By the end of May (which was about two months away), you must be able to stand in a floating back stance (also known as a seven star stance, this position involves advancing one foot with the toe raised), bend over, and touch your elbow to your toes.

Yep.  They had about 8 weeks to get it done.  That means they’d have to stretch a LOT every day. Every day.  Way back when, many kung-fu teachers wouldn’t teach a pupil at all until he could do this.  Some required that you be able to place your foot on a stretching bar (about the height of a table or counter-top) and touch your chin to your toes.  True story.

Fortunately, my teacher wasn’t quite so demanding.  He only insisted that we be able to stand up straight and touch our palms to the floor (keeping the knees straight).  Most of my current students can’t do this but even at my age, I have no problem doing it.  So there.

There are several reasons for my requirement…

#1: It lets me know who really wants to learn and who doesn’t; which students are willing to do whatever it takes to learn, and which ones aren’t.  To be able to accomplish this stretching feat will require a great deal of daily practice.  If a person can’t or won’t put out the effort (and endure the discomfort) required to achieve it, they certainly won’t put out the effort required to learn advanced material (to develop real kung-fu).

#2: It will physically prepare them for advanced training.  Unless one maintains a certain basic level of flexibility, one’s speed, and hence, striking force, is seriously impaired.  Some advanced techniques and postures simply cannot be performed at all unless one has achieved a pretty fair level of physical flexibility.

#3: It will teach them (the truth of) one of the great secrets of martial arts and life.  And that is this; “To have a flexible body, you must also have a flexible mind.”

Sounds simple enough, doesn’t it?  But think about it…as you think, so you are.

“As a man thinketh, so he is.”
-Gautama Buddha

How you regard yourself, so will you be. How you think impacts not only your behavior towards yourself and others, but the condition of your physical body…and the realities, both physical and abstract, that you create for yourself.
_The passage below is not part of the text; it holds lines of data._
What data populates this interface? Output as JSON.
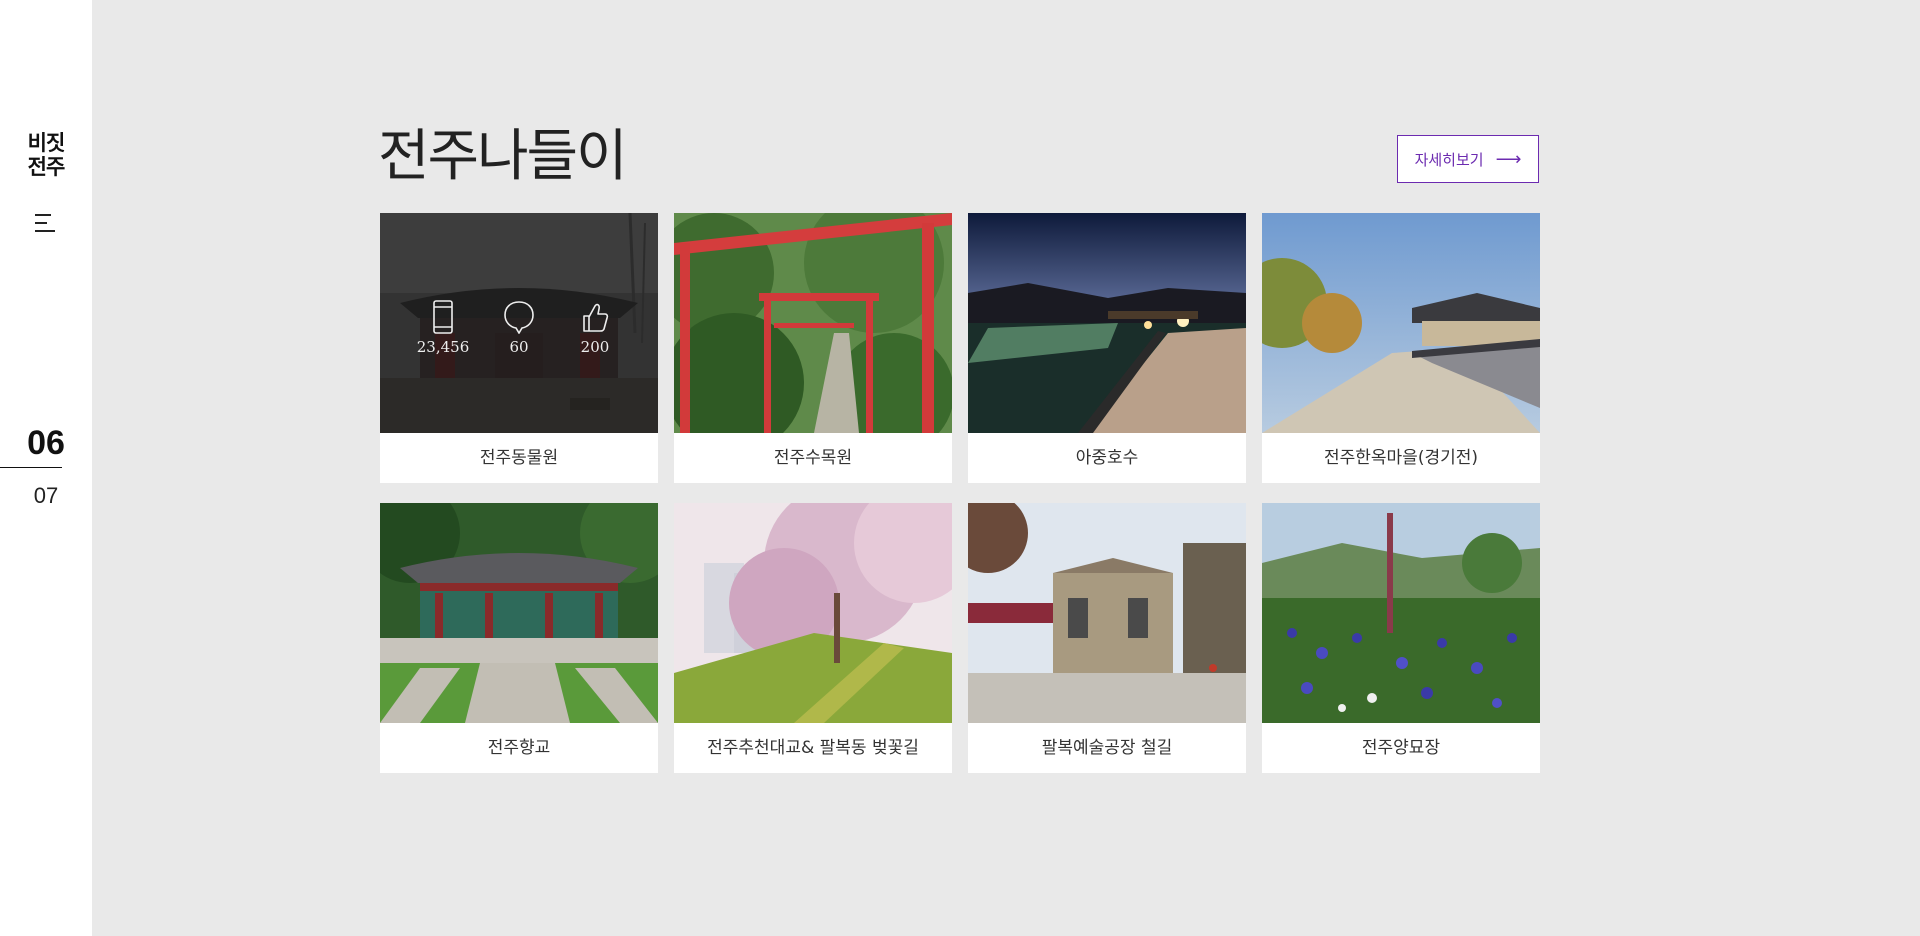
{
  "sidebar": {
    "logo_line1": "비짓",
    "logo_line2": "전주",
    "menu_icon": "hamburger-icon",
    "page_current": "06",
    "page_next": "07"
  },
  "main": {
    "title": "전주나들이",
    "more_label": "자세히보기",
    "more_arrow": "⟶"
  },
  "stats": {
    "views": "23,456",
    "comments": "60",
    "likes": "200"
  },
  "cards": [
    {
      "label": "전주동물원",
      "image": "jeonju-zoo-gate-photo"
    },
    {
      "label": "전주수목원",
      "image": "red-arches-garden-photo"
    },
    {
      "label": "아중호수",
      "image": "night-lake-boardwalk-photo"
    },
    {
      "label": "전주한옥마을(경기전)",
      "image": "hanok-village-wall-photo"
    },
    {
      "label": "전주향교",
      "image": "hyanggyo-hall-photo"
    },
    {
      "label": "전주추천대교& 팔복동 벚꽃길",
      "image": "cherry-blossom-road-photo"
    },
    {
      "label": "팔복예술공장 철길",
      "image": "art-factory-buildings-photo"
    },
    {
      "label": "전주양묘장",
      "image": "cornflower-field-photo"
    }
  ],
  "colors": {
    "accent": "#6c2bb0",
    "background": "#e9e9e9"
  }
}
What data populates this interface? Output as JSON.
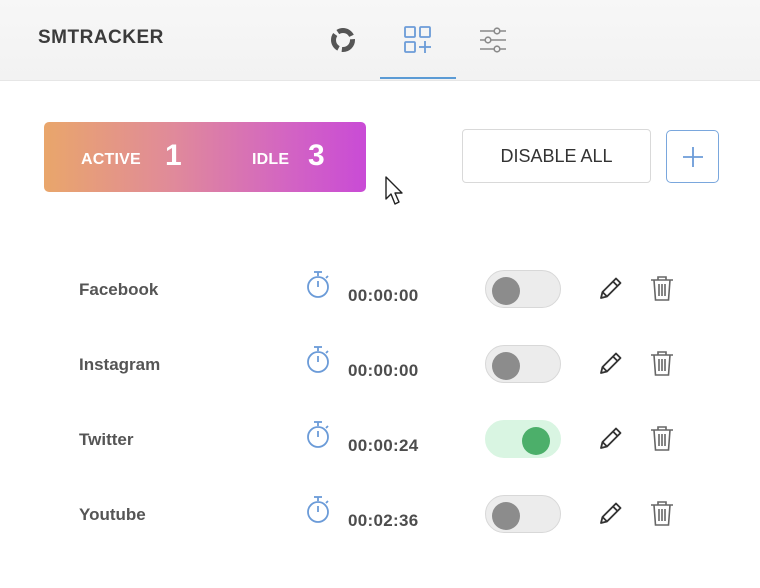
{
  "app": {
    "title": "SMTRACKER"
  },
  "nav": {
    "tabs": [
      {
        "icon": "donut-chart-icon",
        "active": false
      },
      {
        "icon": "add-grid-icon",
        "active": true
      },
      {
        "icon": "sliders-icon",
        "active": false
      }
    ]
  },
  "summary": {
    "active_label": "ACTIVE",
    "active_count": "1",
    "idle_label": "IDLE",
    "idle_count": "3"
  },
  "toolbar": {
    "disable_all_label": "DISABLE ALL",
    "add_icon": "plus-icon"
  },
  "trackers": [
    {
      "name": "Facebook",
      "time": "00:00:00",
      "enabled": false
    },
    {
      "name": "Instagram",
      "time": "00:00:00",
      "enabled": false
    },
    {
      "name": "Twitter",
      "time": "00:00:24",
      "enabled": true
    },
    {
      "name": "Youtube",
      "time": "00:02:36",
      "enabled": false
    }
  ],
  "colors": {
    "accent_blue": "#5b9bd5",
    "toggle_on": "#4caf6a",
    "gradient_start": "#e9a66b",
    "gradient_end": "#c94bd6"
  }
}
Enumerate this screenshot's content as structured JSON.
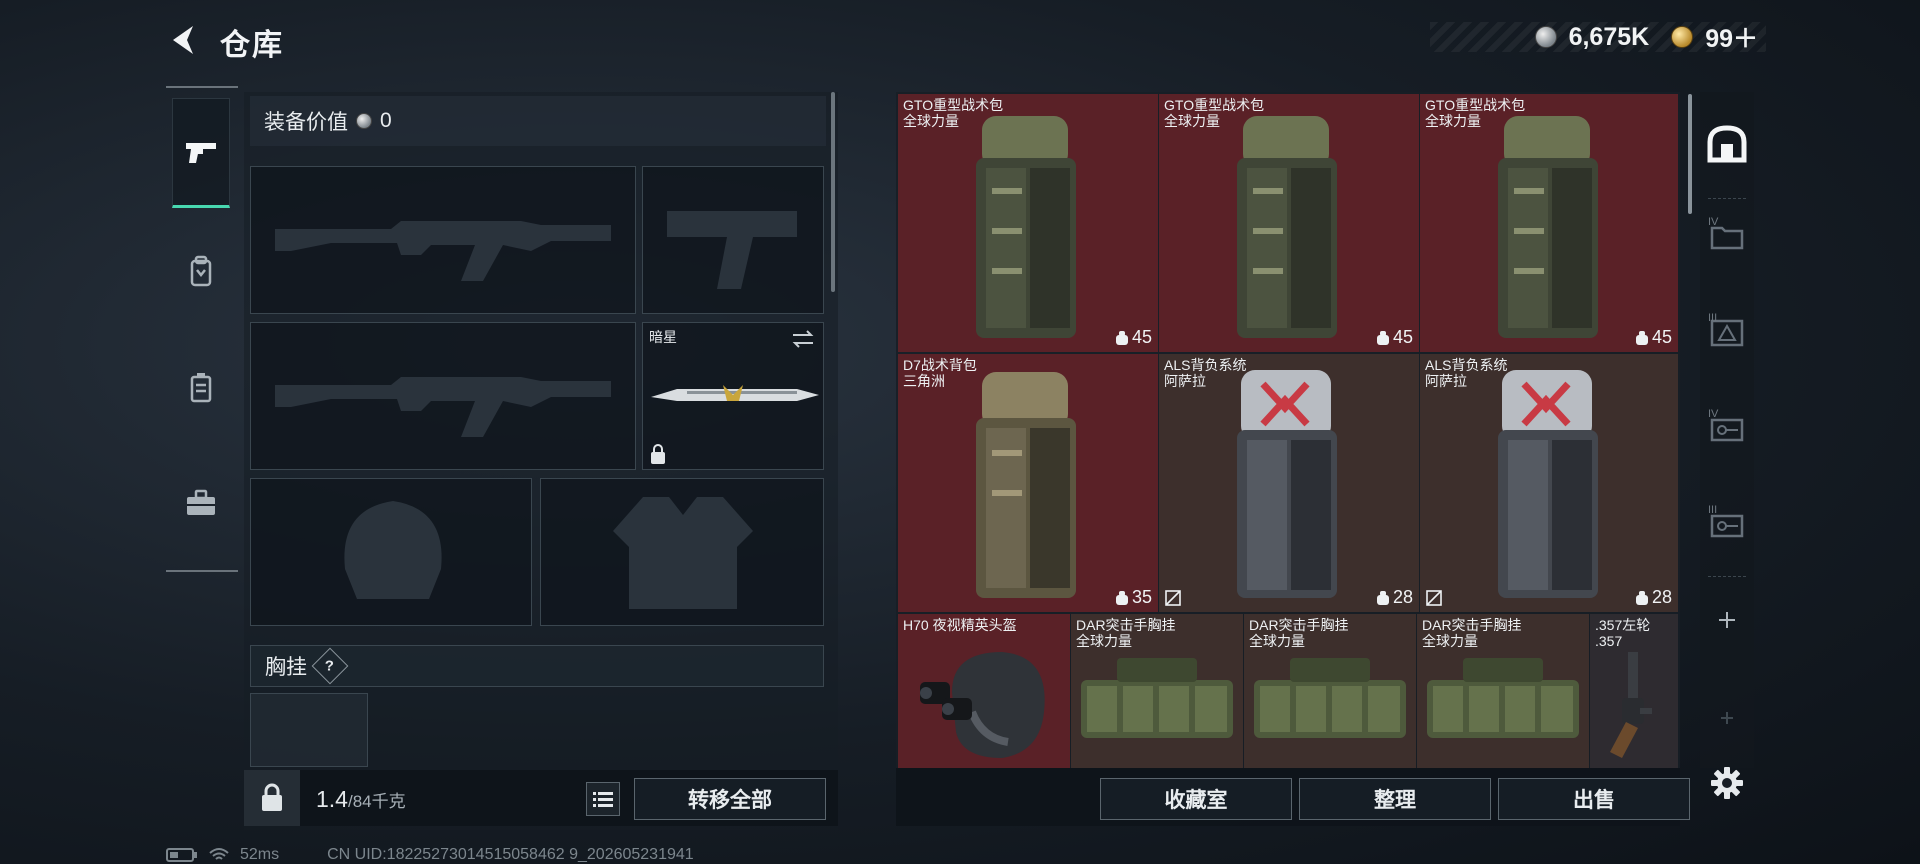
{
  "header": {
    "title": "仓库",
    "silver_amount": "6,675K",
    "gold_amount": "99＋"
  },
  "left": {
    "equip_value_label": "装备价值",
    "equip_value": "0",
    "melee_name": "暗星",
    "chest_label": "胸挂",
    "chest_help": "?",
    "weight_current": "1.4",
    "weight_max": "/84千克",
    "transfer_all": "转移全部"
  },
  "stash": {
    "items": [
      {
        "name": "GTO重型战术包",
        "sub": "全球力量",
        "count": "45",
        "color": "red"
      },
      {
        "name": "GTO重型战术包",
        "sub": "全球力量",
        "count": "45",
        "color": "red"
      },
      {
        "name": "GTO重型战术包",
        "sub": "全球力量",
        "count": "45",
        "color": "red"
      },
      {
        "name": "D7战术背包",
        "sub": "三角洲",
        "count": "35",
        "color": "red"
      },
      {
        "name": "ALS背负系统",
        "sub": "阿萨拉",
        "count": "28",
        "color": "brown"
      },
      {
        "name": "ALS背负系统",
        "sub": "阿萨拉",
        "count": "28",
        "color": "brown"
      },
      {
        "name": "H70 夜视精英头盔",
        "sub": "",
        "color": "red"
      },
      {
        "name": "DAR突击手胸挂",
        "sub": "全球力量",
        "color": "brown"
      },
      {
        "name": "DAR突击手胸挂",
        "sub": "全球力量",
        "color": "brown"
      },
      {
        "name": "DAR突击手胸挂",
        "sub": "全球力量",
        "color": "brown"
      },
      {
        "name": ".357左轮",
        "sub": ".357",
        "color": "dark"
      }
    ],
    "buttons": {
      "collection": "收藏室",
      "sort": "整理",
      "sell": "出售"
    },
    "rail_labels": [
      "IV",
      "III",
      "IV",
      "III"
    ]
  },
  "status": {
    "ping": "52ms",
    "uid": "CN UID:18225273014515058462 9_202605231941"
  },
  "colors": {
    "accent": "#48d8b0",
    "item_red": "#5a2127",
    "item_brown": "#3d2f2c"
  }
}
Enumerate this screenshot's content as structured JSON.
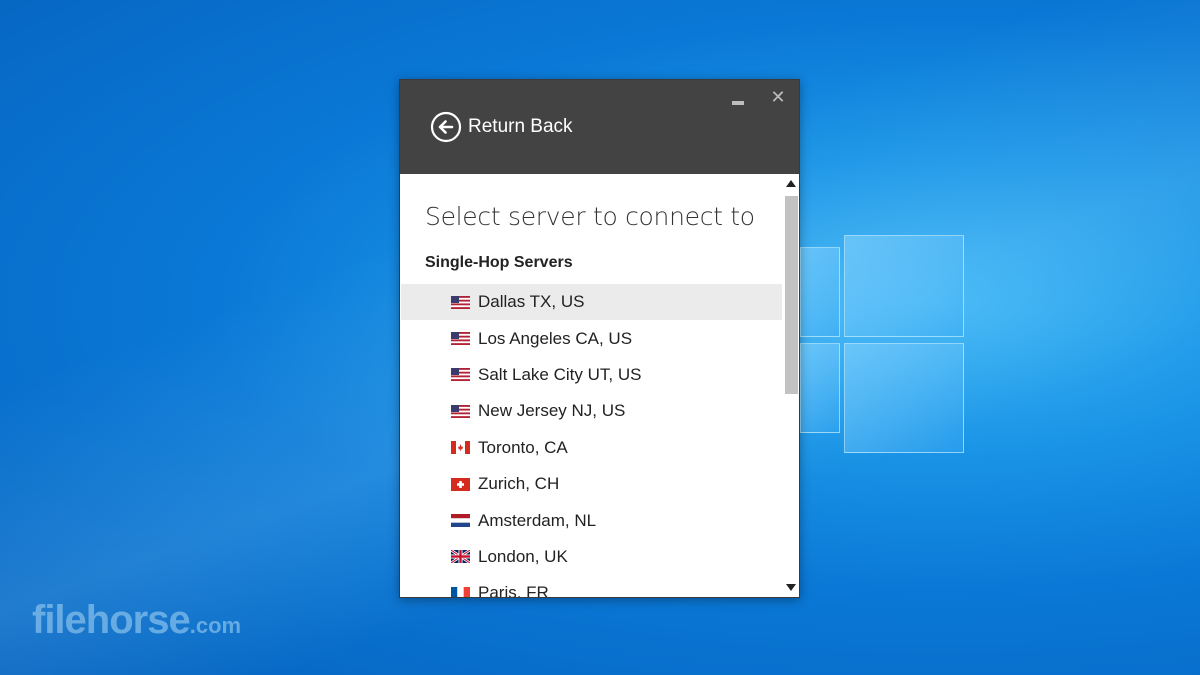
{
  "watermark": {
    "brand": "filehorse",
    "suffix": ".com"
  },
  "window": {
    "minimize_icon": "minimize-icon",
    "close_symbol": "✕",
    "return_label": "Return Back",
    "heading": "Select server to connect to",
    "section_title": "Single-Hop Servers",
    "servers": [
      {
        "label": "Dallas TX, US",
        "flag": "us",
        "selected": true
      },
      {
        "label": "Los Angeles CA, US",
        "flag": "us"
      },
      {
        "label": "Salt Lake City UT, US",
        "flag": "us"
      },
      {
        "label": "New Jersey NJ, US",
        "flag": "us"
      },
      {
        "label": "Toronto, CA",
        "flag": "ca"
      },
      {
        "label": "Zurich, CH",
        "flag": "ch"
      },
      {
        "label": "Amsterdam, NL",
        "flag": "nl"
      },
      {
        "label": "London, UK",
        "flag": "uk"
      },
      {
        "label": "Paris, FR",
        "flag": "fr"
      }
    ]
  },
  "colors": {
    "titlebar": "#434343",
    "selected_row": "#ebebeb",
    "scroll_thumb": "#c2c2c2"
  }
}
A person who is mentally inflexible (decide for yourself what that means) is, by and large, going to be incapable of being able to perform this stretching feat.  This does not, however, mean that he can never achieve it.  If he will “stretch” (ie., loosen) his mind, as it were, he will be able to do it…with some considerable effort.

This simple exercise demonstrates how the way you use your mind affects your physical reality.  If a student REALLY wants to learn and manages to succeed in doing it, he will learn HOW to use his mind correctly.

This is a great secret.  Actually, it can be said to be a great secret technique.  It isn’t at all complicated and requires no real coordination, timing, or any of that sort of thing.  It isn’t hard to remember, either.  But how powerful it is!

Oh, yeah….there are no short cuts short of severing the tendons behind your knees.

Severing the “short cuts” in your mind is less painful.

Have a story to share from your martial arts journey? Share it in the comments, and you could win a set of Phillip Starr’s books!

Other must-have martial arts books from Philip Starr: